Japan's Wanko Soba Is A Joyful All-You-Can-Eat Noodle Experience

So, there's a place in Japan where servers yell and stack up towers of colorful little bowls on your table. Intrigued? Feel free to be curious, because it's one of the most unique — and fun — dining experiences you could have when visiting Japan. Japanese people are generally thought of as polite and cultured with a strong sense of hospitality. According to Maikoya, the Toyko Good Manners Project was founded to ensure that these customs continue into future generations. So the idea of servers shouting to get customers to gobble up more food might go against your image of Japanese restaurants, but you can experience this type of playfully pushy environment for yourself in Iwate prefecture.

Iwate lies within the northern Honshu region of Japan, about two hours from Toyko via bullet train, according to Visit Iwate. The area offers many reasons to take that journey, but none more compelling than a dining experience called wanko soba. For fun-loving eaters or noodle-obsessed slurpers, it's almost a Japanese travel requirement. Though wanko soba is a regional specialty dish, it's more about how the noodles are consumed than the food itself.

Keep those noodles coming

The saying goes, life isn't about the destination but the journey. In the case of wanko soba, that culinary journey starts with a single small, brightly hued bowl, usually red, which is a beloved Japanese color often associated with festivals and fun, notes Japan Travel. Soba is a type of noodle, but the wanko part involves the customary way of eating it. That first bowl you receive is small because you're expected to eat a whole lot of noodles, each serving arriving in an identical bowl that never leaves your table.

Here's how the experience unfolds, as explained by CNN. Your first bowl of steaming wanko soba arrives, consisting of rustic buckwheat soba noodles served in a "wanko," meaning bowl. There's a smattering of side dishes, which are better left untouched until you complete the wanko soba challenge. Specifically, that means you're competing against diners past and present to see who polishes off the highest amount of soba, measured by the endless bowls rising in a stacked tower atop your table.

The bowls are never taken away and there's no need to request more — a new bowl instantly shows up the minute you empty the current one. And don't even think about refusing without a sufficiently accumulated stack. As for how much is enough, the record at Azumaya Soba Shop in Morioka, the capital city of Iwate, is 570 bowls, per CNN. For perspective, about 15 small wanko soba bowls equal a standard-size bowl of noodles. 

Hai dandan!

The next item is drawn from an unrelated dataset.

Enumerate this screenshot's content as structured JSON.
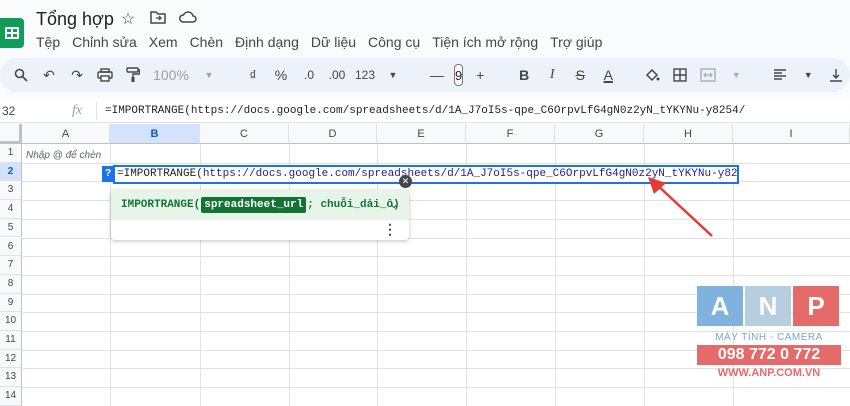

And then there's the yelling or urgent but gentle encouragement, depending on the server. To keep your appetite animated and competitive nature intact, the wanko soba servers goad you on with an animated, "Hai dandan!" which roughly translates to "Eat more! More!" according to CNN. The phrase dandan, translated by JLPT Sensei, refers to gradually increasing, little by little, and then more and more. The playful shout can also come in the form of "Hai, jan-jan! Don-don!" per The Takeout.

The noodles come swimming in a broth (but serious wanko sabo competitors avoid filling up on liquids) alongside condiments and side dishes, known as yakumi, which vary by season and restaurant, but typically include staples such as tuna sashimi, wasabi, sesame pastes, mushrooms, grated taro, local pickles, and local seaweed varieties, per The Takeout.

So now you know about the don't-miss gastro adventure when visiting Japan. Buy why board an airplane? You could throw convention to the wind and host an all-you-can-eat wanko soba night in your own home. Be sure to invite fun folks and tell them to bring a big appetite.